Does anyone know if there are shims available to take up the space between the axle and the spindle bushing. My axle is worn on the top, I installed the new bushings, filed the ridge off the axle but there is .030 clearance now. I have an array of 1/2" washers but their all too thick
I had this problem once. I made a shim and installed it between the lower spindle bushing and the spindle then faced off the thrust surfaces until it fit in the axle.
Check your local hardware store, many carry thin washers called bushings or spacers.
Worked for this repair.
yea thanks didn't get to the stores yet, I thought maybe some company manufactured them

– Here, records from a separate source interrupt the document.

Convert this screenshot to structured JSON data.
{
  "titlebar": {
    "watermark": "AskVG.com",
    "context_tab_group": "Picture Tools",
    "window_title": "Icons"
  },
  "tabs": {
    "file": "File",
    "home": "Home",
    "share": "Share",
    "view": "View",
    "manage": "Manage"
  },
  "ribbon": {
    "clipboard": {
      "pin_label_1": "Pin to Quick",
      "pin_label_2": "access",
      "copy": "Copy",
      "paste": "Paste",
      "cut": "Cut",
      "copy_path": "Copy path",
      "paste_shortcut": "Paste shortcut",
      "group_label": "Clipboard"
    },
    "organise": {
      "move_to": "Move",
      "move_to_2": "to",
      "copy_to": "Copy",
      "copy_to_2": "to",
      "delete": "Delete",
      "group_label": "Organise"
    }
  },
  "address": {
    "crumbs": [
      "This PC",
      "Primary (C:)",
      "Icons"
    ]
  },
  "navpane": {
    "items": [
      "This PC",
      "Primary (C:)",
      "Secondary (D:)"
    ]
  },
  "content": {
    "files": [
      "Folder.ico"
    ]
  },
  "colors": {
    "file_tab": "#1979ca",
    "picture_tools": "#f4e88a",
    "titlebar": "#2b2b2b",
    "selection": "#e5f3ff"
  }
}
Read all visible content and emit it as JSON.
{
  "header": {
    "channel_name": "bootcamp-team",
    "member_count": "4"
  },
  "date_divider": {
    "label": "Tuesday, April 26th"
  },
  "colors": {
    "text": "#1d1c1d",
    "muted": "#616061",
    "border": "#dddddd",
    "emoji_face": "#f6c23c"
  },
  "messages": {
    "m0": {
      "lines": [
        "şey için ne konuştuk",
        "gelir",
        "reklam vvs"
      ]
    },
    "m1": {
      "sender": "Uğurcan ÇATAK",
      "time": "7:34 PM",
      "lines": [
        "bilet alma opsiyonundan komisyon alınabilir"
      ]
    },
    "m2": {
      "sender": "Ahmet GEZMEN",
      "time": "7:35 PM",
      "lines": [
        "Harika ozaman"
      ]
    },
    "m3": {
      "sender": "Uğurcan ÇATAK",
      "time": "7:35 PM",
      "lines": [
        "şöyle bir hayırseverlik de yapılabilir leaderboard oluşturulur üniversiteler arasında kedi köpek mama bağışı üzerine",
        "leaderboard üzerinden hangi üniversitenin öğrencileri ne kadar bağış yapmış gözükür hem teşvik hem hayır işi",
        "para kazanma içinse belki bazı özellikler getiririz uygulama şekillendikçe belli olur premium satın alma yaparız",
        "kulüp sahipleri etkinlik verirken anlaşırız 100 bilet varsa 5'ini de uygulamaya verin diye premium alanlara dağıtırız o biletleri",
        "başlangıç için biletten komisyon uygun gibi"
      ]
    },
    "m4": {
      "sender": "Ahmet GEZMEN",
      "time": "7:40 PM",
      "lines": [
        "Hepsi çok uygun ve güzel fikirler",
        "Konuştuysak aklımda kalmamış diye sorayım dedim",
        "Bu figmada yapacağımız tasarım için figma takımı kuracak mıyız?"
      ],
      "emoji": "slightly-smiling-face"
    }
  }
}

We sometimes take the top bushing and run Babbitt around under the top flange, and then lathe it to the size, or thickness you need before you press it in.
It will look like factory, and not a washer under a flange.
Some times we also take a thrust bearing and fit it between the flange and the axle, so it never wears again.
The shim washers are called "machinery bushings" here.
I have to ask though, why are you worrying about it? I know I wouldn't
One thing you do need to be careful about. IF (that big "IF" again) the wear is such that the spindle (pin itself) is loose in the top hole of the axle? It can lead to a potentially disastrous breaking of the king-pin. It all depends on what wore and how badly. If the king-pin seized into the spindle, and steering the car wore the top hole more than the bottom (where the pin threads into) is a BAD combination. The big problem being that the top hole wears off to the inside (due to the weight distribution) and becomes difficult to properly repair without the proper repair tools. I have read about both Stevens (?) (Stevenson?) and K R Wilson (?I think?) axle repair tools. Someone (I hate to say I am not sure who) has remade some of the tooling for these. Hopefully, one of several people much more familiar with this job will chime in with worthwhile information.
A very good close friend of mine many years ago broke a king-pin on his Rajo racing car at about 90 mph and had an exciting time pulling the car onto the shoulder of the freeway before getting a ride for his truck and trailer.
It was later determined the king-pin broke because the axle was loose in the top, and tight in the threads (just how it had managed to wear) and the stress on the new king-ping caused it to break at the top of the threads on the bottom end. It twisted the axle, and laid the wheel back somewhat causing it to steer very badly. If the king-pin had gone ahead and broken also at the top (instead of twisting the axle) the wheel probably would have dropped out and he likely would have been killed at that speed.
I often say a prayer of thanks that he was not hurt that time (or a few others), as he is one of the best friends I have ever had.
Do drive carefully, and enjoy, W2
Les I constantly here about the model T shimmy problem so I'm trying to get the front end as tight as possible. .030 is substantial, why not put a shim in???
Sure, I also got a 0.030 play between the axle and the spindle when I built the front axle on my primitive pickup. Fortunately I found a couple of fitting aluminum washers in my stash and put them on the underside where the axial forces aren't as high. Tightened the spindle bolts until there was just a little drag when turning the spindles.
When I first backed up with the pickup I thought it was much steadier than other T's, but now after some 1400 miles it has loosened up some and the steering is as squirrely in reverse as any T, though no shimmy when going forward, and that's most important ;)
I think Jack Putnam has some of those tools.
It's not important to remove that clearance. It'll never be a problem. Especially only .030".
I see your additional post above. Clamping down on the axle yokes to make drag on the spindle is a poor way to eliminate shimmy. Especially since any gap there is not the cause of shimmy in the first place. It's a band-aide fix. After just a little bit of wear, the drag will go away and your shimmy will return. The main cause of shimmy is play, or lost motion, in one or more of the components of your steering linkage.